Ellis Island is connected by bridge to Liberty State Park, and although the bridge is not open for public access, many of the same ferry routes that take you to the Statue of Liberty will also take you to Ellis Island.
The immigration station that was located on Ellis Island first opened on the first day of the year in 1892. The station remained open for more than sixty years, until it was closed in 1954. Records have shown that as many as 12 million immigrants passed through the station on their way into the United States, making the station the busiest immigration station during that period of time. Estimates have stated that today one in three American citizens can trace their ancestry to the individuals who came into the country via the Ellis Island Immigration Station.
Originally, immigrants that passed through New York were processed at the Castle Garden Immigration Depot, which at the time was located in Manhattan. The busiest day in the history of Ellis Island came on April 17th, 1907 when over 11,700 immigrants were processed at the station. At times, the number of immigrants passing through the station was so vast that some had to sleep there for several nights before it was their turn to be processed. They were given makeshift bunk beds, but the station lacked the funding to provide all of the immigrants with blankets, and many of them suffered through the cold of the night with just the clothes on their back.
The Immigration Center continued to process incoming immigrants after 1924, but that year marked the period of time when Ellis Island primarily became a detention and deportation processing center. The same island that had been the final stop for many on their way into America had become their first stop on the way out.
One of the biggest myths surrounding Ellis Island is that officials asked immigrants to change their names on their way into the US against their wishes. However, there are no records to suggest that this practice was a frequent occurrence, and most historians have stated that those that changed their names on their way into the country did so on their own accord, likely to avoid persecution once they entered the United States.
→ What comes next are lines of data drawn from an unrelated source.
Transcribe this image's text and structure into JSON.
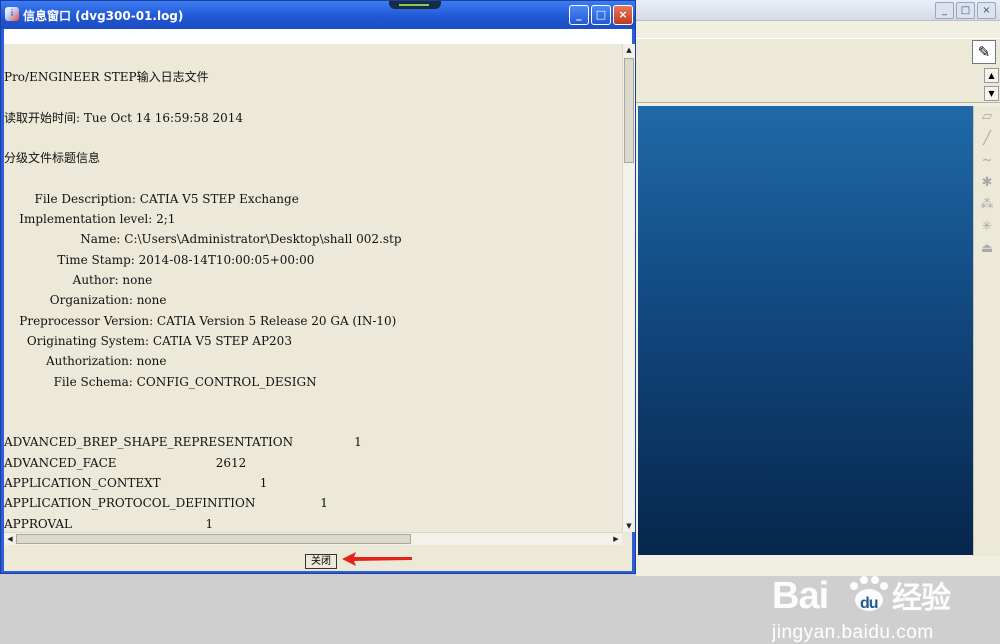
{
  "info_window": {
    "title": "信息窗口 (dvg300-01.log)",
    "close_button": "关闭",
    "lines": [
      "Pro/ENGINEER STEP输入日志文件",
      "读取开始时间: Tue Oct 14 16:59:58 2014",
      "分级文件标题信息",
      "        File Description: CATIA V5 STEP Exchange",
      "    Implementation level: 2;1",
      "                    Name: C:\\Users\\Administrator\\Desktop\\shall 002.stp",
      "              Time Stamp: 2014-08-14T10:00:05+00:00",
      "                  Author: none",
      "            Organization: none",
      "    Preprocessor Version: CATIA Version 5 Release 20 GA (IN-10)",
      "      Originating System: CATIA V5 STEP AP203",
      "           Authorization: none",
      "             File Schema: CONFIG_CONTROL_DESIGN",
      "ADVANCED_BREP_SHAPE_REPRESENTATION                1",
      "ADVANCED_FACE                          2612",
      "APPLICATION_CONTEXT                          1",
      "APPLICATION_PROTOCOL_DEFINITION                 1",
      "APPROVAL                                   1"
    ]
  },
  "watermark": {
    "logo": "Bai du 经验",
    "url": "jingyan.baidu.com"
  },
  "colors": {
    "titlebar": "#1f55d2",
    "viewport_top": "#1e6aa8",
    "viewport_bottom": "#06264c",
    "arrow": "#e0251b"
  }
}
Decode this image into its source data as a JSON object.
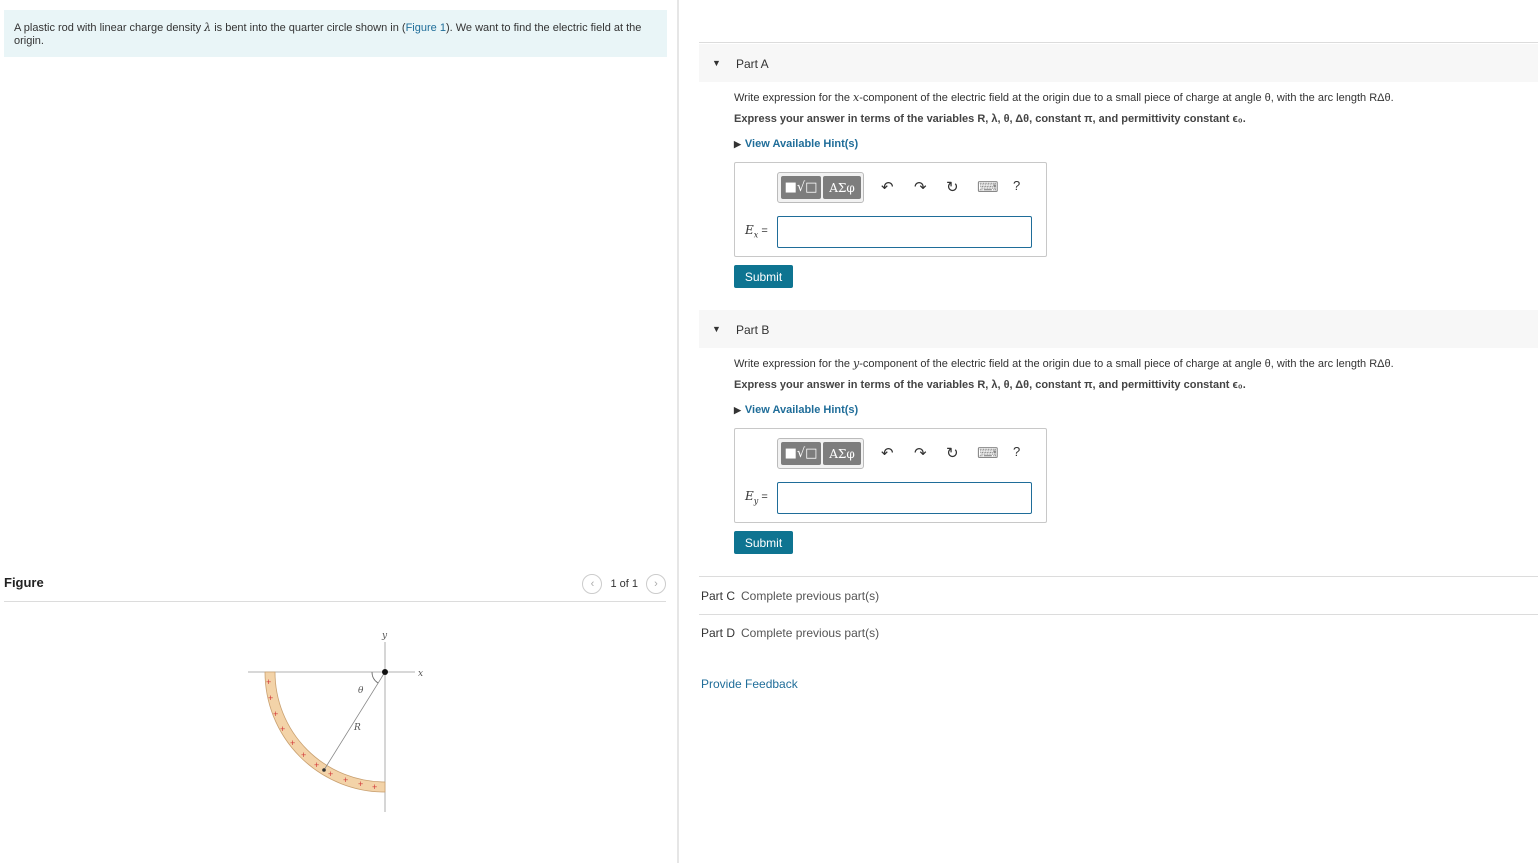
{
  "intro": {
    "text_before": "A plastic rod with linear charge density ",
    "lambda": "λ",
    "text_middle": " is bent into the quarter circle shown in (",
    "figure_link": "Figure 1",
    "text_after": "). We want to find the electric field at the origin."
  },
  "figure": {
    "title": "Figure",
    "pager_text": "1 of 1",
    "labels": {
      "x": "x",
      "y": "y",
      "theta": "θ",
      "R": "R",
      "plus": "+"
    }
  },
  "parts": [
    {
      "label": "Part A",
      "question_pre": "Write expression for the ",
      "question_var": "x",
      "question_post": "-component of the electric field at the origin due to a small piece of charge at angle θ, with the arc length RΔθ.",
      "instruction": "Express your answer in terms of the variables R, λ, θ, Δθ, constant π, and permittivity constant ϵ₀.",
      "hint": "View Available Hint(s)",
      "var_symbol": "E",
      "var_sub": "x",
      "var_eq": " =",
      "input_value": "",
      "submit": "Submit"
    },
    {
      "label": "Part B",
      "question_pre": "Write expression for the ",
      "question_var": "y",
      "question_post": "-component of the electric field at the origin due to a small piece of charge at angle θ, with the arc length RΔθ.",
      "instruction": "Express your answer in terms of the variables R, λ, θ, Δθ, constant π, and permittivity constant ϵ₀.",
      "hint": "View Available Hint(s)",
      "var_symbol": "E",
      "var_sub": "y",
      "var_eq": " =",
      "input_value": "",
      "submit": "Submit"
    }
  ],
  "toolbar": {
    "templates": "■√□",
    "symbols": "ΑΣφ",
    "undo": "↶",
    "redo": "↷",
    "reset": "↻",
    "keyboard": "⌨",
    "help": "?"
  },
  "locked_parts": [
    {
      "label": "Part C",
      "status": "Complete previous part(s)"
    },
    {
      "label": "Part D",
      "status": "Complete previous part(s)"
    }
  ],
  "feedback": "Provide Feedback",
  "colors": {
    "accent": "#0e7491",
    "link": "#1f6d99",
    "intro_bg": "#e9f5f7",
    "rod": "#f3d3a8"
  }
}
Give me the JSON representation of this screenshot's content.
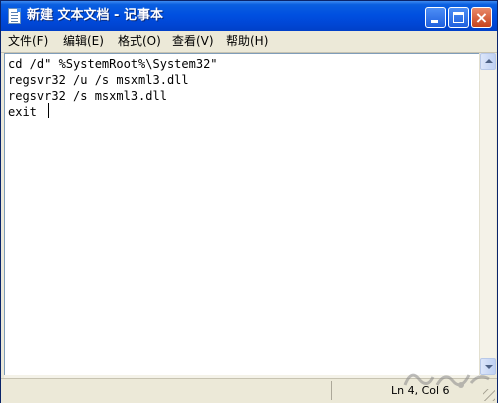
{
  "window": {
    "title": "新建 文本文档 - 记事本",
    "buttons": {
      "minimize": "minimize",
      "maximize": "maximize",
      "close": "×"
    }
  },
  "menu": [
    {
      "label": "文件(F)"
    },
    {
      "label": "编辑(E)"
    },
    {
      "label": "格式(O)"
    },
    {
      "label": "查看(V)"
    },
    {
      "label": "帮助(H)"
    }
  ],
  "editor": {
    "content": "cd /d\" %SystemRoot%\\System32\"\nregsvr32 /u /s msxml3.dll\nregsvr32 /s msxml3.dll\nexit"
  },
  "status": {
    "position": "Ln 4, Col 6"
  },
  "colors": {
    "titlebar": "#0050e0",
    "close_button": "#c7421c",
    "face": "#ece9d8",
    "scroll_track": "#f4f2e8"
  },
  "icons": [
    "notepad-icon",
    "minimize-icon",
    "maximize-icon",
    "close-icon",
    "scroll-up-arrow-icon",
    "scroll-down-arrow-icon",
    "resize-grip-icon"
  ]
}
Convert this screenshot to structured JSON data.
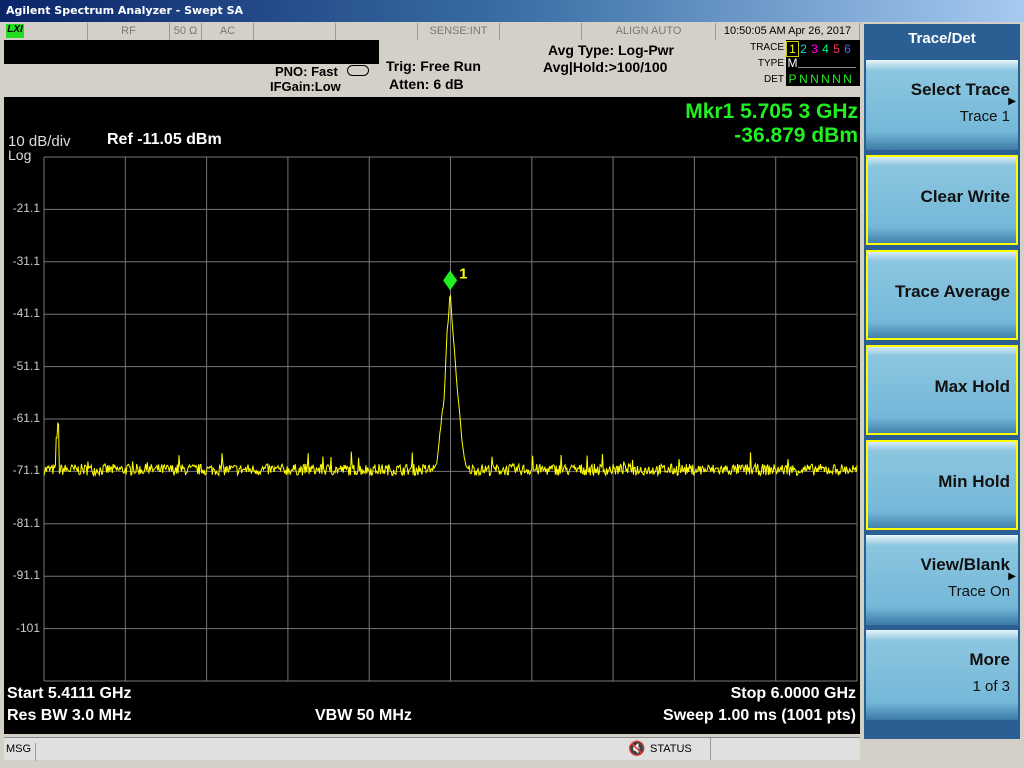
{
  "window": {
    "title": "Agilent Spectrum Analyzer - Swept SA"
  },
  "status": {
    "lxi": "LXI",
    "input": "RF",
    "impedance": "50 Ω",
    "coupling": "AC",
    "sense": "SENSE:INT",
    "align": "ALIGN AUTO",
    "datetime": "10:50:05 AM Apr 26, 2017"
  },
  "settings": {
    "pno": "PNO: Fast",
    "ifgain": "IFGain:Low",
    "trig": "Trig: Free Run",
    "atten": "Atten: 6 dB",
    "avg_type": "Avg Type: Log-Pwr",
    "avg_hold": "Avg|Hold:>100/100"
  },
  "trace_table": {
    "trace_label": "TRACE",
    "type_label": "TYPE",
    "det_label": "DET",
    "traces": [
      "1",
      "2",
      "3",
      "4",
      "5",
      "6"
    ],
    "trace_colors": [
      "#ffff00",
      "#00e0e0",
      "#ff00ff",
      "#00ff80",
      "#ff3060",
      "#6060ff"
    ],
    "type": "M",
    "det": [
      "P",
      "N",
      "N",
      "N",
      "N",
      "N"
    ]
  },
  "display": {
    "scale": "10 dB/div",
    "scale_type": "Log",
    "ref": "Ref -11.05 dBm",
    "marker_freq": "Mkr1 5.705 3 GHz",
    "marker_amp": "-36.879 dBm",
    "marker_label": "1",
    "start": "Start 5.4111 GHz",
    "stop": "Stop 6.0000 GHz",
    "rbw": "Res BW 3.0 MHz",
    "vbw": "VBW 50 MHz",
    "sweep": "Sweep  1.00 ms (1001 pts)"
  },
  "chart_data": {
    "type": "line",
    "x_range_ghz": [
      5.4111,
      6.0
    ],
    "y_range_dbm": [
      -111.05,
      -11.05
    ],
    "y_tick_labels": [
      "-21.1",
      "-31.1",
      "-41.1",
      "-51.1",
      "-61.1",
      "-71.1",
      "-81.1",
      "-91.1",
      "-101"
    ],
    "grid": true,
    "trace_color": "#ffff00",
    "noise_floor_dbm": -70.5,
    "features": [
      {
        "x": 5.4212,
        "y": -62
      },
      {
        "x": 5.42,
        "y": -64.5
      }
    ],
    "peak_profile": [
      [
        5.693,
        -70.5
      ],
      [
        5.696,
        -69
      ],
      [
        5.699,
        -61
      ],
      [
        5.701,
        -57
      ],
      [
        5.703,
        -45
      ],
      [
        5.7053,
        -36.9
      ],
      [
        5.7075,
        -45
      ],
      [
        5.7095,
        -52
      ],
      [
        5.7115,
        -58
      ],
      [
        5.714,
        -66
      ],
      [
        5.717,
        -70.5
      ]
    ],
    "marker": {
      "x": 5.7053,
      "y": -36.879
    }
  },
  "messages": {
    "msg": "MSG",
    "status": "STATUS"
  },
  "softkeys": {
    "title": "Trace/Det",
    "items": [
      {
        "label": "Select Trace",
        "sub": "Trace 1"
      },
      {
        "label": "Clear Write",
        "sub": ""
      },
      {
        "label": "Trace Average",
        "sub": ""
      },
      {
        "label": "Max Hold",
        "sub": ""
      },
      {
        "label": "Min Hold",
        "sub": ""
      },
      {
        "label": "View/Blank",
        "sub": "Trace On"
      },
      {
        "label": "More",
        "sub": "1 of 3"
      }
    ]
  }
}
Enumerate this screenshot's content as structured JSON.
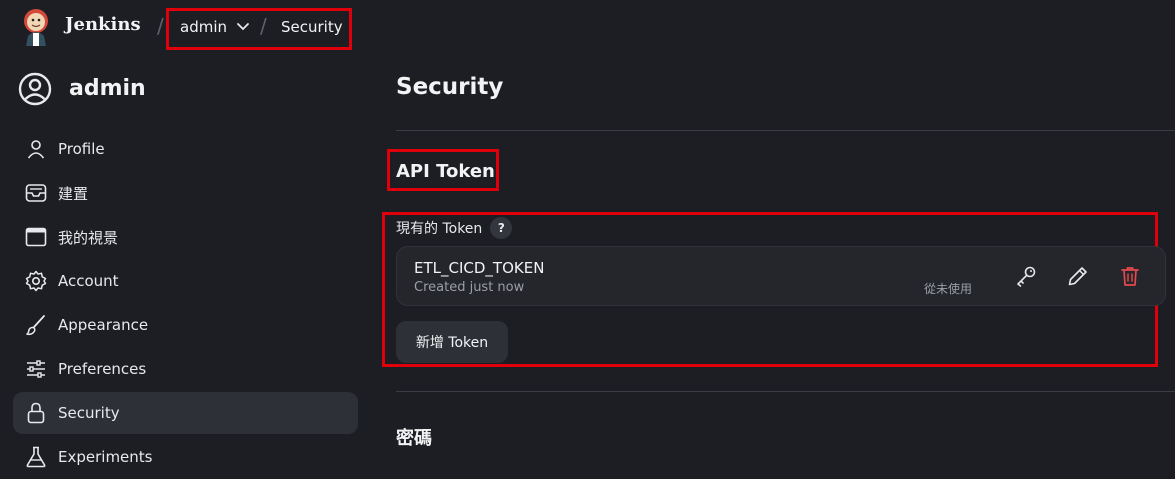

Ellis Island played a huge role in American History. Nearly 33% of Americans can trace our ancestry through the immigration station at Ellis Island at one time or another. Today, a museum is located inside of the old Immigration Station, documenting the history that took place there.